ITCNext Tuesday, August 11, the U.S. Court of Appeals for the Federal Circuit will hear oral argument in ClearCorrect Operating, LLC v. International Trade Commission, a case that nominally involves a cease-and-desist order the International Trade Commission (ITC) imposed on a data file that contained a digital model of crooked teeth. As numerous amici in the case assert, however, the court’s ultimate decision could have significance well beyond digital teeth images; it could establish standards for the Commission’s jurisdiction over international trade in digitalized goods.

The case followed a routine path from ITC to the Federal Circuit. Align Technology complained to ITC that ClearCorrect was importing goods into the United States that infringed Align’s patents. Both companies create patient-specific “aligners” to correct crooked teeth. ClearCorrect’s facility in Texas would download data of a model created in Pakistan from a foreign-based server, and then use that data to create the aligner. Align alleged that the data “imported” from the foreign server constituted an “article,” under 19 U.S.C. § 1337, over which ITC had jurisdiction. Continue reading

Supreme Court Observations: Kimble v. Marvel Entertainment, LLC

Kaminski_Jeffri_LRFeatured Expert Contributor – Intellectual Property (Patents)

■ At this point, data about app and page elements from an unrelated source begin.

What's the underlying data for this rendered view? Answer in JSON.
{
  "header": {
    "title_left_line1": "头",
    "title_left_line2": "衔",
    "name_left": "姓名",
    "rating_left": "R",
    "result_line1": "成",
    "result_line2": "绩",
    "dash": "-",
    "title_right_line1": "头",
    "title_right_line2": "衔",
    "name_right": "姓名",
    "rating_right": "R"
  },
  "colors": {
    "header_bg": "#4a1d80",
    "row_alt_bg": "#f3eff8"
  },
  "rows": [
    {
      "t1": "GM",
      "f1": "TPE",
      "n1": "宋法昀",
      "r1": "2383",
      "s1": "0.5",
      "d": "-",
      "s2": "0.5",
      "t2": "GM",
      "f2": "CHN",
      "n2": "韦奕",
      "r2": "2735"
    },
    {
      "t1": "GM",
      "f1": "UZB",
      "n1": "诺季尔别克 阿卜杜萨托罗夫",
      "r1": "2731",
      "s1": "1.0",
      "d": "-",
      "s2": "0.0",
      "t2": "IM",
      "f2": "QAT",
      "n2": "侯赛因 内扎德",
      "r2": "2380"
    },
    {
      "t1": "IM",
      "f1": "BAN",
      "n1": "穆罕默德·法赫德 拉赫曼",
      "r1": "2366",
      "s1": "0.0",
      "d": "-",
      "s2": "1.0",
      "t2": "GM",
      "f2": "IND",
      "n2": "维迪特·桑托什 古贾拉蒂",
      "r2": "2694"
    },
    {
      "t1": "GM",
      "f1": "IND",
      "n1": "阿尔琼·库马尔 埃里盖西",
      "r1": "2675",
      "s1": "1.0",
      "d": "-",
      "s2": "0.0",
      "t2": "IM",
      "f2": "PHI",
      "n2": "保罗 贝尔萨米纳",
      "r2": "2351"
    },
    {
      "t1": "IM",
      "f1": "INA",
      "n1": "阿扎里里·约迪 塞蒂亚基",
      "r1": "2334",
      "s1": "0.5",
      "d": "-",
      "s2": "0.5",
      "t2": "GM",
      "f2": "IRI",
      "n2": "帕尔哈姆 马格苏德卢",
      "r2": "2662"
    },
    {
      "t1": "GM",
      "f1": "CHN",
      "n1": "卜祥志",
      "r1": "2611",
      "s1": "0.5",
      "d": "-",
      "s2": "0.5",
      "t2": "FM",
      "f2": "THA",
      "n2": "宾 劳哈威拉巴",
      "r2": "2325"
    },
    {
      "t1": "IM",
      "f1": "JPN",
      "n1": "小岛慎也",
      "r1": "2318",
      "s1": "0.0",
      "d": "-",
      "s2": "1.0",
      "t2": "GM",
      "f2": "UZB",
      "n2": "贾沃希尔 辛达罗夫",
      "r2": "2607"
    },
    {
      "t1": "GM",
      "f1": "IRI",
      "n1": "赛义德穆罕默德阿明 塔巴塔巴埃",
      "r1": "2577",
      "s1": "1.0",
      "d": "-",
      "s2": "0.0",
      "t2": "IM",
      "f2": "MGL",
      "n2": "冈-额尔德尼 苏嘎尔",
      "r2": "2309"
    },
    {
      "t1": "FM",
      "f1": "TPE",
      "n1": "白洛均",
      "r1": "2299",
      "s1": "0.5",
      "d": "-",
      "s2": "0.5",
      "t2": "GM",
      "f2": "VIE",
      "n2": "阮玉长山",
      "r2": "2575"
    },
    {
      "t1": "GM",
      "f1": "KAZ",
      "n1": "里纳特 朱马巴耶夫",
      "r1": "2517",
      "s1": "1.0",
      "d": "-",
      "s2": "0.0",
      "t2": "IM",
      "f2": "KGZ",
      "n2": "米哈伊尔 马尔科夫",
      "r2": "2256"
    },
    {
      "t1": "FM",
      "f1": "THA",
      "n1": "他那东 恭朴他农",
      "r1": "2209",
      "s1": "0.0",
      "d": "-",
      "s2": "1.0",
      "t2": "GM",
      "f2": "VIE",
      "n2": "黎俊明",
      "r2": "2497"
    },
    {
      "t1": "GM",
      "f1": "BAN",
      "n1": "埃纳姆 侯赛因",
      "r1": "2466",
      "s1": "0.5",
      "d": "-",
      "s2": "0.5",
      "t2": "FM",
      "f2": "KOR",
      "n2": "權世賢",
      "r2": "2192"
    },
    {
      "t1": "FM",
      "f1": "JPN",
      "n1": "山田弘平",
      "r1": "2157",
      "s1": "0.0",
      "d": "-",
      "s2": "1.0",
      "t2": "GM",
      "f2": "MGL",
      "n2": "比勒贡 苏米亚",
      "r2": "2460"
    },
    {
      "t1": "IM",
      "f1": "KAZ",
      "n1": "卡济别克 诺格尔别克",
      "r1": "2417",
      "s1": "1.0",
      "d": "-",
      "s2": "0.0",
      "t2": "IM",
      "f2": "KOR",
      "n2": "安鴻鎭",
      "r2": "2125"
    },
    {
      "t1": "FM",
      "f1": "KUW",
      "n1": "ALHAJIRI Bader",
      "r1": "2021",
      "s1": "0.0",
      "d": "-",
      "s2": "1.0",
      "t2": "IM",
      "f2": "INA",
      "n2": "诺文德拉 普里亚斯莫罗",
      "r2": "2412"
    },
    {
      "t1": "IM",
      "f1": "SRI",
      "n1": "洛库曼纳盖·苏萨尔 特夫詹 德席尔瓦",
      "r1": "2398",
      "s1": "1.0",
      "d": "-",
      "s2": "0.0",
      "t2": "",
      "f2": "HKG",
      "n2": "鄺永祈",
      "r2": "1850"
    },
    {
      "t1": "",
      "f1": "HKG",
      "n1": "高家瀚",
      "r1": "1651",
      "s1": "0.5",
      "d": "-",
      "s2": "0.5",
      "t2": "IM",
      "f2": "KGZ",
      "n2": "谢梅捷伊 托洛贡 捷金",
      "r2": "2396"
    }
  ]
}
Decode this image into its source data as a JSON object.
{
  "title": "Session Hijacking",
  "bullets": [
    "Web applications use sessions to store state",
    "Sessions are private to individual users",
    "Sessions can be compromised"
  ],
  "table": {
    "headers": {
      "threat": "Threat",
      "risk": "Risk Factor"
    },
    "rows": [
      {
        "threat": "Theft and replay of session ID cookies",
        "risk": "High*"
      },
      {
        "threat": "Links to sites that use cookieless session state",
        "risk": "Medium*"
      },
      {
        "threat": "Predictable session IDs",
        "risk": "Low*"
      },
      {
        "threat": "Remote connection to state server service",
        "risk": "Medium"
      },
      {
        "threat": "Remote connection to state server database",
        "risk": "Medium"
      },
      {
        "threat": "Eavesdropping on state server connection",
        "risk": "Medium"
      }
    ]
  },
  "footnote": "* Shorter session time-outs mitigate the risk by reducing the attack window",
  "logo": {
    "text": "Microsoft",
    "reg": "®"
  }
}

Jeffri A. Kaminski, Venable LLP

The U.S. Supreme Court recently decided a closely watched case concerning contract rights and patent royalties. In Kimble v. Marvel Entertainment, LLC the Court upheld its long standing precedent and determined that parties cannot agree to patent royalty payments that extend beyond the expiration of the patent.

The case originated when Kimble and Marvel agreed to a patent license for a toy glove that Kimble had patented. The licensing agreement called for a lump sum payment and running royalties for a license to the patent as part of a settlement of ongoing litigation. The agreement did not set an end date for the royalty payments. In making its decision the Court upheld its ruling in Brulotte v. Thys Co., 379 U.S. 29 (1964), holding that licenses requiring payment of patent royalties after patent expiration are “unlawful per se.” Brulotte has been the subject of criticism in the 50 years since it was decided, but the Court determined that was not enough of a reason to overturn its longstanding precedent. Continue reading